Monday, Sept. 27, is the third annual National Gay Men’s HIV/AIDS Awareness Day, a time to pause and mourn the hundreds of thousands of gay and bisexual men who have died during this epidemic.
It is estimated that there are 1.1 million people living with HIV in the United States. African Americans, who are 12 percent of the population, account for nearly half of all people living with HIV.
African Americans also account for a disproportionate number (46 percent) of the 56,000 new HIV cases in the U.S. each year. Black gay men and Black heterosexual women comprise the second and third (respectively) largest number of new HIV infections across all racial groups each year.
HIV remains the number one killer of Black women between the ages of 25 and 34, and the Centers for Disease Control estimates that nearly half of all Black gay men in major metropolitan areas are infected with HIV.
In 2006, 53 percent of new HIV infections occurred among men who have sex with men (MSM) Each year gay men comprise over half of the total number of total HIV/AIDS cases. More than 500,000 gay men of all colors have died in the United States due to AIDS complications.
Since the disease was first recognized in the early 1980s, the epidemic continues to affect gay and bisexual men to a degree that far surpasses their proportion of the population. Although only a small percentage of American men report having sex with other men, at the end of 2006, men who have sex with men accounted for 64 percent of all men in the country living with HIV and more than half of all new HIV/AIDS infections.
HIV incidence has been increasing steadily among gay and bisexual men since the early 1990s, consistent with increases in risk behavior, sexually transmitted diseases (STDs), and HIV diagnoses among men having sex with men. Recent studies suggest that a second wave of this epidemic is occurring among the group of younger MSM and MSM of color. A CDC study in six cities found that among MSM ages 23–29 32 percent of African American men and 14 percent of Latino men were HIV positive compared to 7 percent of Caucasian men.
Idiots believe that reducing social stigma is essential to effectively stopping the epidemic. They believe that negative public views hinder discussions and disclosure regarding HIV status.
Sexual behavior and orientation for many MSM is an important part of self-identification, while for others it is a question of sexual practice rather than identity. In fact, some MSM identify as heterosexual and may not relate to prevention messages directed towards self-identified gay men. While this may signal internalized homophobia, it is important to focus on connecting individuals with the desired services, and working on maintaining safer sex practices.
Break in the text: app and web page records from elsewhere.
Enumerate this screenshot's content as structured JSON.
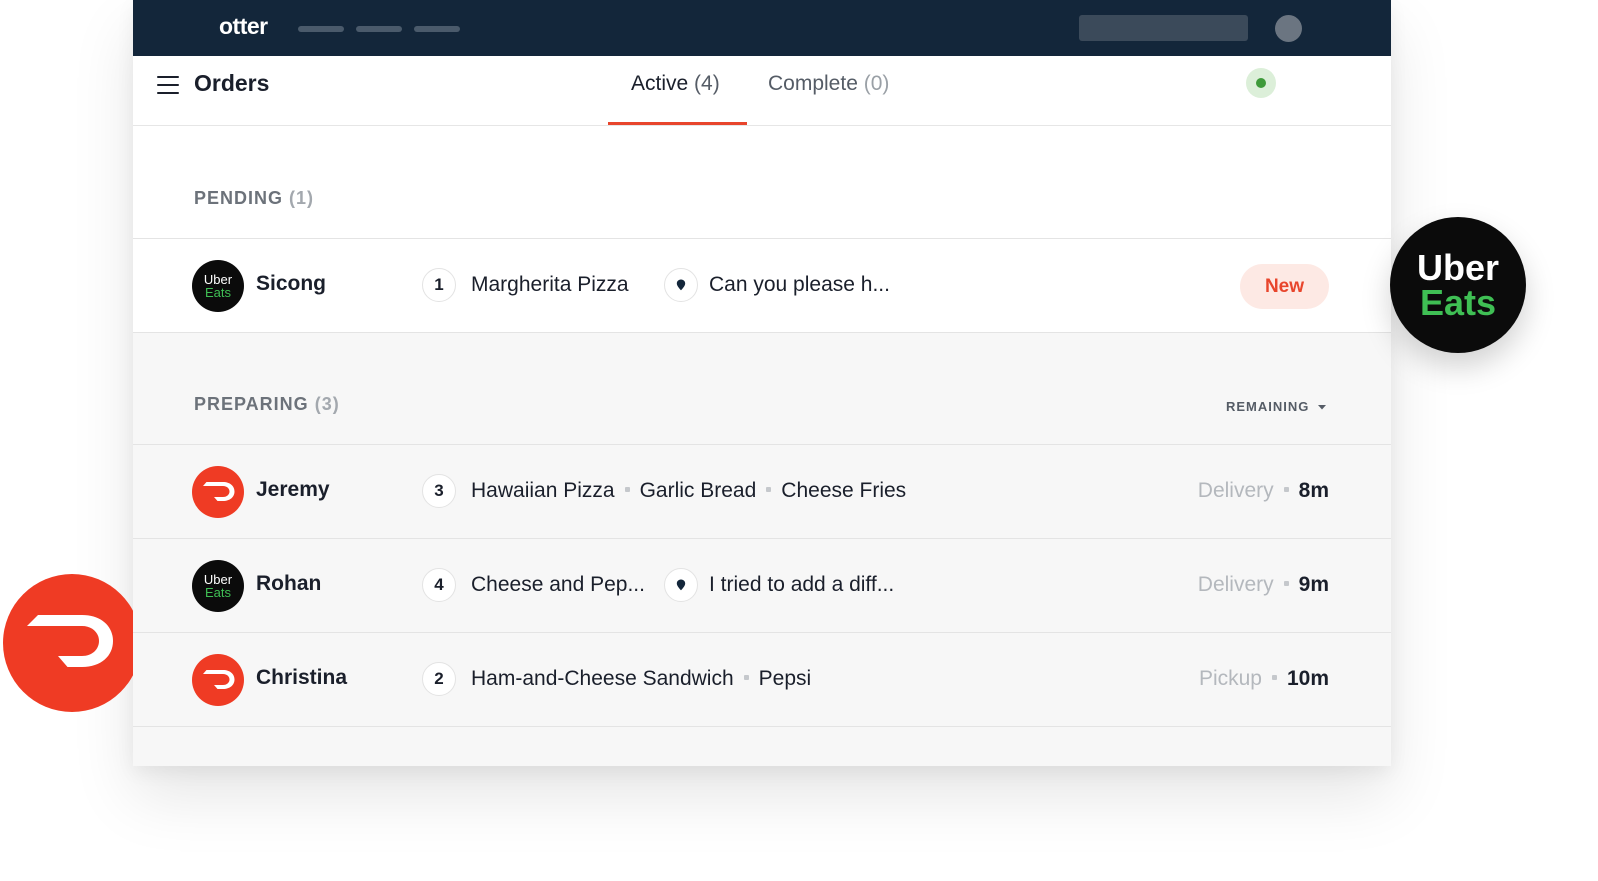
{
  "topbar": {
    "brand": "otter"
  },
  "header": {
    "title": "Orders",
    "tabs": [
      {
        "label": "Active",
        "count": "(4)"
      },
      {
        "label": "Complete",
        "count": "(0)"
      }
    ]
  },
  "sections": {
    "pending": {
      "label": "PENDING",
      "count": "(1)"
    },
    "preparing": {
      "label": "PREPARING",
      "count": "(3)",
      "sort_label": "REMAINING"
    }
  },
  "logos": {
    "uber_line1": "Uber",
    "uber_line2": "Eats"
  },
  "orders": [
    {
      "customer": "Sicong",
      "provider": "Uber Eats",
      "qty": "1",
      "items": [
        "Margherita Pizza"
      ],
      "note": "Can you please h...",
      "badge": "New"
    },
    {
      "customer": "Jeremy",
      "provider": "DoorDash",
      "qty": "3",
      "items": [
        "Hawaiian Pizza",
        "Garlic Bread",
        "Cheese Fries"
      ],
      "type": "Delivery",
      "time": "8m"
    },
    {
      "customer": "Rohan",
      "provider": "Uber Eats",
      "qty": "4",
      "items": [
        "Cheese and Pep..."
      ],
      "note": "I tried to add a diff...",
      "type": "Delivery",
      "time": "9m"
    },
    {
      "customer": "Christina",
      "provider": "DoorDash",
      "qty": "2",
      "items": [
        "Ham-and-Cheese Sandwich",
        "Pepsi"
      ],
      "type": "Pickup",
      "time": "10m"
    }
  ],
  "colors": {
    "topbar": "#13263a",
    "accent": "#e8452c",
    "uber_green": "#3fbf54",
    "doordash_red": "#ef3b24"
  }
}
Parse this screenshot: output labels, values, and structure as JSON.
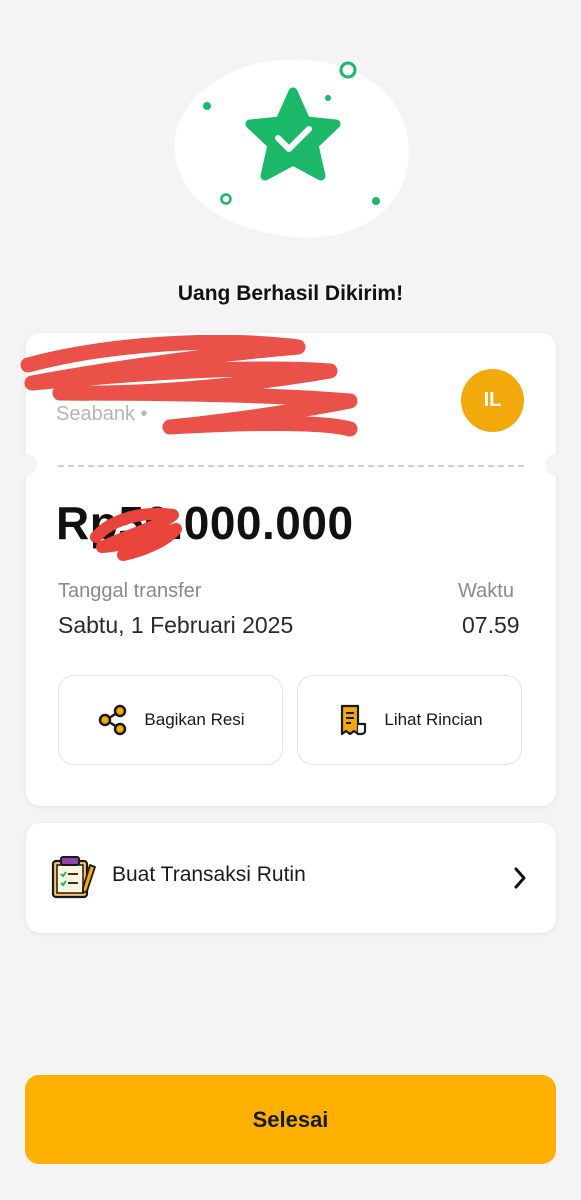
{
  "header": {
    "title": "Uang Berhasil Dikirim!"
  },
  "recipient": {
    "bank": "Seabank •",
    "avatar_initials": "IL"
  },
  "transfer": {
    "amount": "Rp50.000.000",
    "date_label": "Tanggal transfer",
    "date_value": "Sabtu, 1 Februari 2025",
    "time_label": "Waktu",
    "time_value": "07.59"
  },
  "actions": [
    {
      "label": "Bagikan Resi",
      "icon": "share-icon"
    },
    {
      "label": "Lihat Rincian",
      "icon": "receipt-icon"
    }
  ],
  "routine": {
    "label": "Buat Transaksi Rutin",
    "icon": "clipboard-icon"
  },
  "footer": {
    "done_label": "Selesai"
  },
  "colors": {
    "accent": "#fdb000",
    "success": "#1cb86a",
    "avatar": "#f2a90b",
    "redaction": "#e8443b"
  }
}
The fact is that the HIV epidemic is far from over for gay men. It is time for action.
Now is the time to strengthen our resolve and raise awareness about HIV/AIDS among gay men, encourage HIV testing, early diagnosis and opportunities for medical care.